◆ Exercise details
Would you filter these records and copy every line that has the word "JSON"?

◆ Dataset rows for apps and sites
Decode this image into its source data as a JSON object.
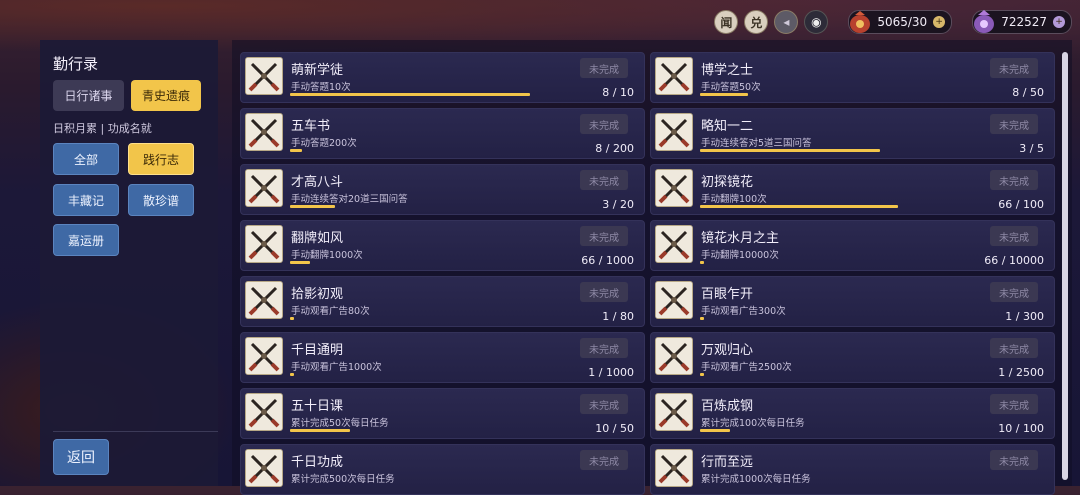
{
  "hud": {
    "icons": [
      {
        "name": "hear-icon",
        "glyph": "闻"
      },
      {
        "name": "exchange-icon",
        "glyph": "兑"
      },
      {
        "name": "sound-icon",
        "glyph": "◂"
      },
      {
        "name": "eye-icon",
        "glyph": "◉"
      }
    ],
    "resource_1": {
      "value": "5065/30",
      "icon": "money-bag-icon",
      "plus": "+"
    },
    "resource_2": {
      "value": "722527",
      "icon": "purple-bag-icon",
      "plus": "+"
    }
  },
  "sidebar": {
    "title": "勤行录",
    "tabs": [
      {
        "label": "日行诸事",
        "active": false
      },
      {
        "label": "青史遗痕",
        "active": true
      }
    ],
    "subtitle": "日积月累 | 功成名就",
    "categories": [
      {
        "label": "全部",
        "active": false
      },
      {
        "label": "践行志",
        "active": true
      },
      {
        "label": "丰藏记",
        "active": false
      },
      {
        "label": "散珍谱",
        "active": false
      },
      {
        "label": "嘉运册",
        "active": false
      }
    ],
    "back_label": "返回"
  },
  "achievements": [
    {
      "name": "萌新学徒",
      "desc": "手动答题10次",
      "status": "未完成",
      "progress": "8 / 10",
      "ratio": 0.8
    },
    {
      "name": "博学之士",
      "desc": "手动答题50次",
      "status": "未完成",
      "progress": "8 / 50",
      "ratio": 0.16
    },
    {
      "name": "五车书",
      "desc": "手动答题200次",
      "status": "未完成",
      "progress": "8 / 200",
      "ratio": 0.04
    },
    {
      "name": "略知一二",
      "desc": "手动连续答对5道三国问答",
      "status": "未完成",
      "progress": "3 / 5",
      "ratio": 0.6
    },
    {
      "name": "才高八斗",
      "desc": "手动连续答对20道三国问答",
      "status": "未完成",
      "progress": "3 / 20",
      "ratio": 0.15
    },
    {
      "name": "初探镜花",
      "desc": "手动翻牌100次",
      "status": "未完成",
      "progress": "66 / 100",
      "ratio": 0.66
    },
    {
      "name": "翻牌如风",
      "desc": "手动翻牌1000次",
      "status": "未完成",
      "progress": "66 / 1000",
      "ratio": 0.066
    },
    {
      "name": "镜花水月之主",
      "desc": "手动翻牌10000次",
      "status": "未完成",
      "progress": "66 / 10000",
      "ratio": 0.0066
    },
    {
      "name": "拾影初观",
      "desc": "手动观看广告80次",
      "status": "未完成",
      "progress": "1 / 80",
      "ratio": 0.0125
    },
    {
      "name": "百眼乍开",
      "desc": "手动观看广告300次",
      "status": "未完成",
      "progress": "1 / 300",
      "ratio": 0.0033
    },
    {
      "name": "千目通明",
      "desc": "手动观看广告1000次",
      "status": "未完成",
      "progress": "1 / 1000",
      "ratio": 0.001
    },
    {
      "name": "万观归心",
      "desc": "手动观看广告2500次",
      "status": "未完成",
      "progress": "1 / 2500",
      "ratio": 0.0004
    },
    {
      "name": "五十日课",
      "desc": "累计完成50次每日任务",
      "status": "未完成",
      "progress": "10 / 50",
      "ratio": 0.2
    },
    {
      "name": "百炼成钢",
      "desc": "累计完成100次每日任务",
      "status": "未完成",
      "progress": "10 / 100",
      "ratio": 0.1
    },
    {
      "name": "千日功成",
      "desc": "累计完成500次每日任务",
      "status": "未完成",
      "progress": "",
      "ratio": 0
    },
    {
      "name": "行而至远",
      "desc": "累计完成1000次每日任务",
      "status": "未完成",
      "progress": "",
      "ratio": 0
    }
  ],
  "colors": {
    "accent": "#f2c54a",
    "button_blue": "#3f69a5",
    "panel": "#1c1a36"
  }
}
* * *
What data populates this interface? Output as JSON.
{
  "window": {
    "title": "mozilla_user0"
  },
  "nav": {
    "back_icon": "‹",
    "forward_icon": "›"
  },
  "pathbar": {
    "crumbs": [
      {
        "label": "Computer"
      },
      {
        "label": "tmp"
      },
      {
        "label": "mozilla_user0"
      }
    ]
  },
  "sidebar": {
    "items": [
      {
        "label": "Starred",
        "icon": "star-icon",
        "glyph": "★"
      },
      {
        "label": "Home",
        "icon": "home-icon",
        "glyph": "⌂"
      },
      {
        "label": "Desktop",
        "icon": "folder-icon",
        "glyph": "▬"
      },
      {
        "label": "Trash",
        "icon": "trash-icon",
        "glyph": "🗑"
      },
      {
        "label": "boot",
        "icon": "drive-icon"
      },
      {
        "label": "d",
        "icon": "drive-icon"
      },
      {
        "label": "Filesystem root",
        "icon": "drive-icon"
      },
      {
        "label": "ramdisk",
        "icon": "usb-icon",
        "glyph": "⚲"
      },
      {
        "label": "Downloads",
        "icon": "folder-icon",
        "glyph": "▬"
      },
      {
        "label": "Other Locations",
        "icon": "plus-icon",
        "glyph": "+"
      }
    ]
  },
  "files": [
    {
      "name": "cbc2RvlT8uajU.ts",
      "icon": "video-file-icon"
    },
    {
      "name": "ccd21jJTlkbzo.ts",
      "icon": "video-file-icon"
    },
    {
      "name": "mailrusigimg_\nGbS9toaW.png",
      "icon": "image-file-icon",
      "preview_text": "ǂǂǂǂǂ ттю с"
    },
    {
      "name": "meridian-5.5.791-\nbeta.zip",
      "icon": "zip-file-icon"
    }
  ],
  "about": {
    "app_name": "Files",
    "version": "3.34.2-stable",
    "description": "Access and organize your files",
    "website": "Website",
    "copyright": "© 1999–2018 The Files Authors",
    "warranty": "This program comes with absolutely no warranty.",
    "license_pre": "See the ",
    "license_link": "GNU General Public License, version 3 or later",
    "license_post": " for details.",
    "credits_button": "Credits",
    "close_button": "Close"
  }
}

◆ Output below
Decode this image into its source data as a JSON object.
What data populates this interface? Output as JSON.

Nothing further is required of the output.